**Task description**: Find the lines of data that contain the string "delta", then list them.

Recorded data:
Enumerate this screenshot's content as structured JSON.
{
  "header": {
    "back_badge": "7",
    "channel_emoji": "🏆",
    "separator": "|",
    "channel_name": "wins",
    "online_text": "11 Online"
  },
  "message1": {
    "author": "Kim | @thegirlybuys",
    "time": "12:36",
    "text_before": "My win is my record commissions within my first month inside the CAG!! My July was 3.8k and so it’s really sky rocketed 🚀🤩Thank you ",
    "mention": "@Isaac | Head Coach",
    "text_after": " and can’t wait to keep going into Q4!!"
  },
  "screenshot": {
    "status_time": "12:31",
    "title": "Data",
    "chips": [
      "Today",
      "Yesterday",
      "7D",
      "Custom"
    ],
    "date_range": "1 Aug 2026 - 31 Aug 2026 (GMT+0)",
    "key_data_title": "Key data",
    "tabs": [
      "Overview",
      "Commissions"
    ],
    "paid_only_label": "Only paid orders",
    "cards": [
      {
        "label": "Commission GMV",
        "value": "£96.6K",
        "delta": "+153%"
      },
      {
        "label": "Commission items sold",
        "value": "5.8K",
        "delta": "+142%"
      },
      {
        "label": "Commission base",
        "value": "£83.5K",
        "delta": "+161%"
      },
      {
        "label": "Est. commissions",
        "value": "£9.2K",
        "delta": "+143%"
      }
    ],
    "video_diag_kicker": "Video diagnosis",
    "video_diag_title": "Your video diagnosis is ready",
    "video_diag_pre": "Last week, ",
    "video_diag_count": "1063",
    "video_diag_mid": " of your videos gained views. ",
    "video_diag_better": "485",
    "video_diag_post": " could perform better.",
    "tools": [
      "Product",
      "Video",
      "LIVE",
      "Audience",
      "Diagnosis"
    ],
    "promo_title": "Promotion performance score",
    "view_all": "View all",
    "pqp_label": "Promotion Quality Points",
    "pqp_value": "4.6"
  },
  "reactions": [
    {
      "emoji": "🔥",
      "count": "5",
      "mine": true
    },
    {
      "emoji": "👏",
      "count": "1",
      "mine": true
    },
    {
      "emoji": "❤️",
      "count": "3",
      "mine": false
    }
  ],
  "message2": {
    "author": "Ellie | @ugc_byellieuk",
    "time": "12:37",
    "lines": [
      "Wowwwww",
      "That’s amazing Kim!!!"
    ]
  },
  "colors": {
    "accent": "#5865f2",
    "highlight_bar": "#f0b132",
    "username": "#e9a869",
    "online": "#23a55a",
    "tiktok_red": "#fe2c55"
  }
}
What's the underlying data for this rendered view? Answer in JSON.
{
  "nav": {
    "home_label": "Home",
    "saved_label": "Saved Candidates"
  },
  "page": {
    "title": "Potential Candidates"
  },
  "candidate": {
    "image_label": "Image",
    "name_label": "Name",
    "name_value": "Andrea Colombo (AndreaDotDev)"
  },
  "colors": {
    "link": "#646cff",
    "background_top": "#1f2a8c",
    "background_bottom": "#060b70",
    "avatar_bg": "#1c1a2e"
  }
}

**Expected answer**:
        "delta": "+153%"
        "delta": "+142%"
        "delta": "+161%"
        "delta": "+143%"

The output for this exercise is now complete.